Afridi, of course, now makes her living from flogging the Holocaust, and even claims having performed some significant scholarship in the field. Her book, Shoah through Muslim Eyes, is due for release in July. It will be, like much of her career to date, a rather slim tightrope to be walking over a landscape studded with very dangerous mines. Some of her Muslim co-religionists, of course, fault her both for supporting the dubious Holocaust narrative that it is mandatory to support throughout Western academia and for insufficiently emphasizing the Nakba that Palestinians in their millions continue to suffer under to the present day, a neglect she may soon, but ever-so-gently find some latitude to mitigate in the coming years. One can only hope—or fear, according to one’s persuasion. In any case, though two other Jewish commentators were named and quoted at length (Pamela Geller and a past professor of Afridi’s), no Muslim commenter was named, nor quoted at any length in The New York Times. (http://tinyurl.com/kqyeoeb). Maybe the NYT dropped them as nonpersons (Mohammed who?). Or maybe the commenters are just afraid of something, and made Afridi promise not to give them away.

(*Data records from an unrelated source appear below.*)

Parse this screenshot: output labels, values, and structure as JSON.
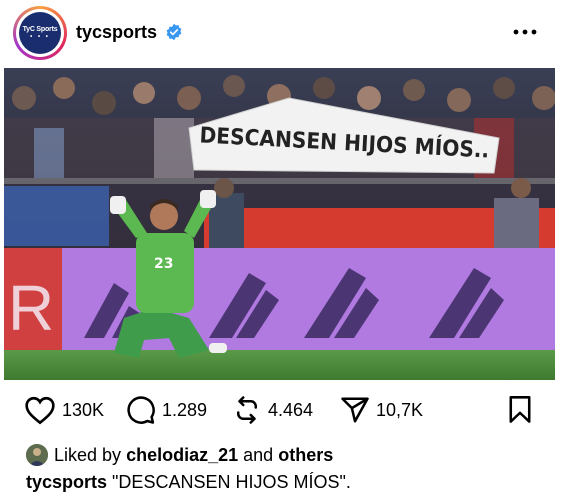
{
  "post": {
    "username": "tycsports",
    "avatar_text": "TyC Sports",
    "avatar_dots": "• • •",
    "icons": {
      "verified": "verified-badge-icon",
      "more": "more-options-icon",
      "like": "heart-icon",
      "comment": "comment-icon",
      "repost": "repost-icon",
      "share": "send-icon",
      "save": "bookmark-icon"
    },
    "photo": {
      "banner_text": "DESCANSEN HIJOS MÍOS..",
      "jersey_number": "23",
      "ad_letter": "R"
    },
    "stats": {
      "likes": "130K",
      "comments": "1.289",
      "reposts": "4.464",
      "shares": "10,7K"
    },
    "liked_by": {
      "prefix": "Liked by",
      "user": "chelodiaz_21",
      "middle": "and",
      "others": "others"
    },
    "caption": {
      "user": "tycsports",
      "text": "\"DESCANSEN HIJOS MÍOS\"."
    },
    "colors": {
      "verified": "#3897f0",
      "brand_blue": "#1a2d6e",
      "ad_purple": "#b07ae0",
      "pitch_green": "#4a8a3a"
    }
  }
}
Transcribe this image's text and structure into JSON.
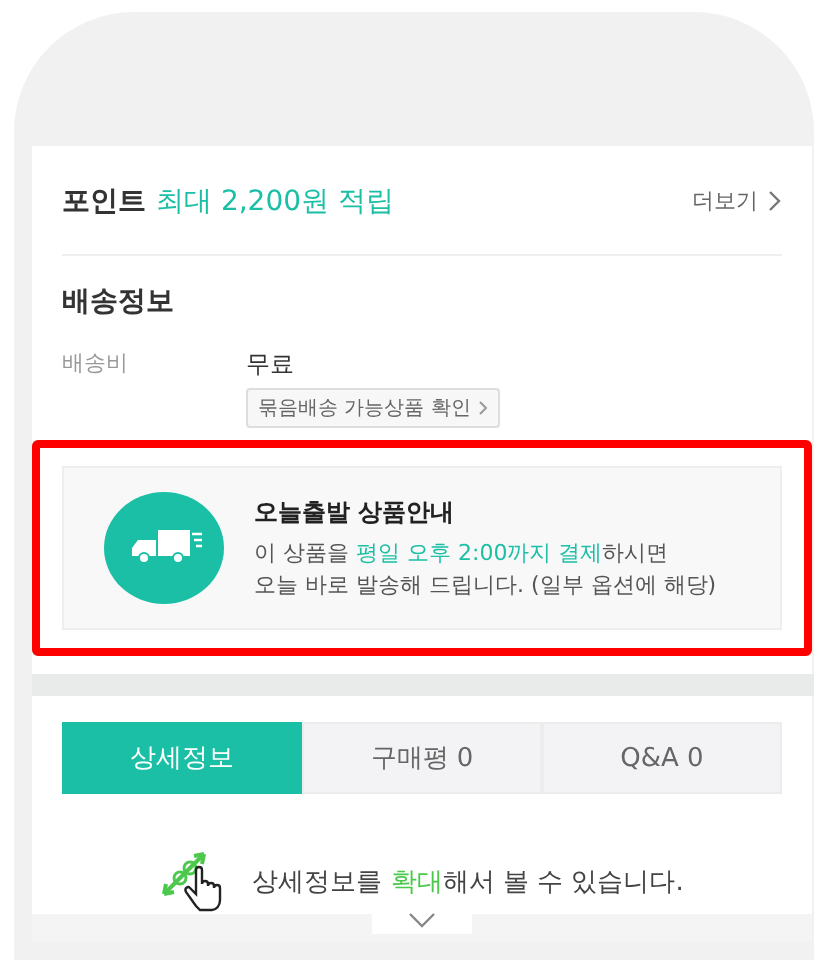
{
  "points": {
    "label": "포인트",
    "value": "최대 2,200원 적립",
    "more": "더보기"
  },
  "shipping": {
    "title": "배송정보",
    "fee_label": "배송비",
    "fee_value": "무료",
    "bundle_button": "묶음배송 가능상품 확인"
  },
  "notice": {
    "highlighted": true,
    "title": "오늘출발 상품안내",
    "line1": "이 상품을 **평일 오후 2:00까지 결제**하시면",
    "line2": "오늘 바로 발송해 드립니다. (일부 옵션에 해당)"
  },
  "tabs": [
    {
      "label": "상세정보",
      "selected": true
    },
    {
      "label": "구매평 0",
      "selected": false
    },
    {
      "label": "Q&A 0",
      "selected": false
    }
  ],
  "zoom_hint": "상세정보를 **확대**해서 볼 수 있습니다."
}
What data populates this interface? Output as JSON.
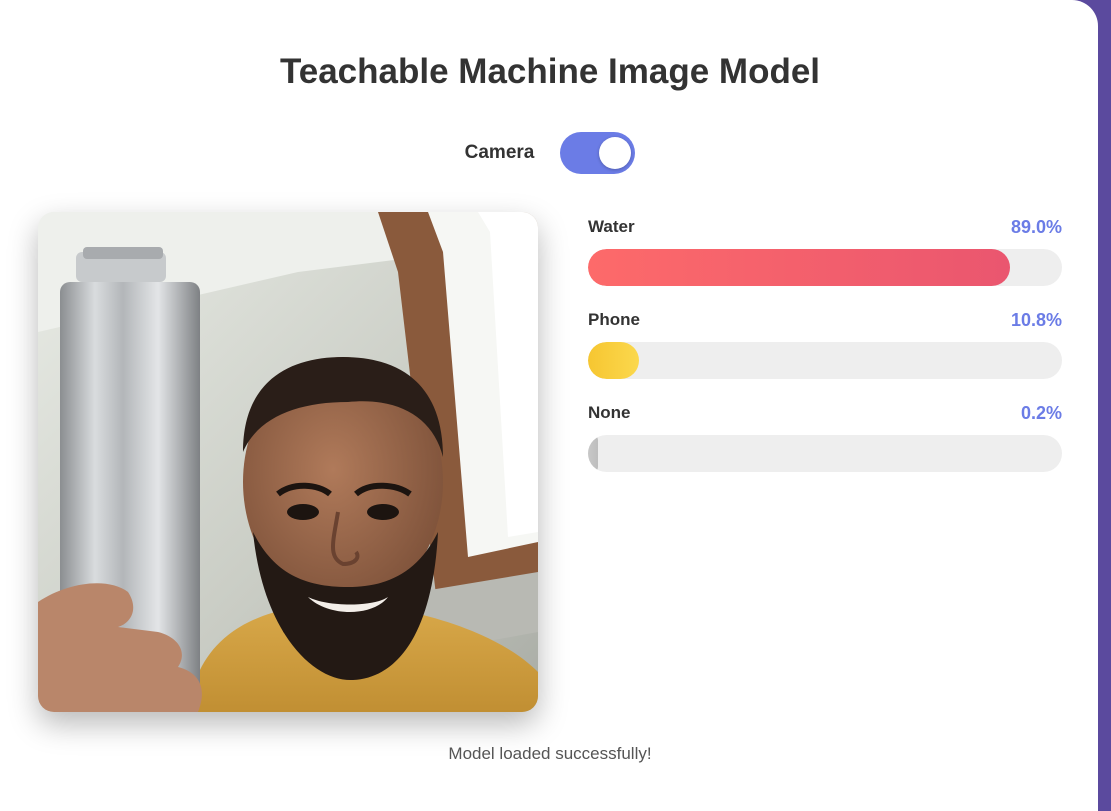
{
  "app": {
    "title": "Teachable Machine Image Model",
    "status_message": "Model loaded successfully!"
  },
  "camera": {
    "label": "Camera",
    "enabled": true,
    "toggle_color": "#6b7ce6"
  },
  "video_feed": {
    "icon": "webcam-feed"
  },
  "predictions": [
    {
      "label": "Water",
      "value_text": "89.0%",
      "value": 0.89,
      "color_start": "#fd6a6a",
      "color_end": "#ea566f"
    },
    {
      "label": "Phone",
      "value_text": "10.8%",
      "value": 0.108,
      "color_start": "#f6c631",
      "color_end": "#fbd84d"
    },
    {
      "label": "None",
      "value_text": "0.2%",
      "value": 0.002,
      "color_start": "#c8c8c8",
      "color_end": "#bdbdbd"
    }
  ],
  "colors": {
    "accent": "#6b7ce6",
    "background": "#5b4a9e",
    "track": "#eeeeee"
  }
}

The prospective weakening of the uniqueness and/or Jewishness of World War II deaths of non-combatants in Europe at the instigation of the Germans heralded by this development might raise a glimmer of hope in that rarest of revisionists who might be called an optimist. But another take could throw cold water on that rose-tinted vision: the idea that Muslims (and Catholics) mean to horn in on the lucrative racket that is called Shoah Business, possibly reducing the slice of the pie that Jews can take for themselves. Certainly, the more cynical interpretation is one that better suits Hikind and his co-religionists generally in some eyes; but realistically, both prospects would seem likely to be troubling them, and the balance between the motives is for no human, not even the troubled themselves, to know for sure.
But the Holocaust juggernaut rumbles on, attracting more and more riders with every revolution of its massive wheels. We, over whose bodies the juggernaut rolls, can only hope that it will collapse under the weight of its burgeoning load, and finally come to a stop.
Additional information about this document
|Title:||It Takes All Kinds: Muslims Invading a Jewish Racket|
|Sources:||Smith's Report, No. 213, August 2015, pp. 5f.|
|First posted on CODOH:||July 31, 2015, 1:49 p.m.|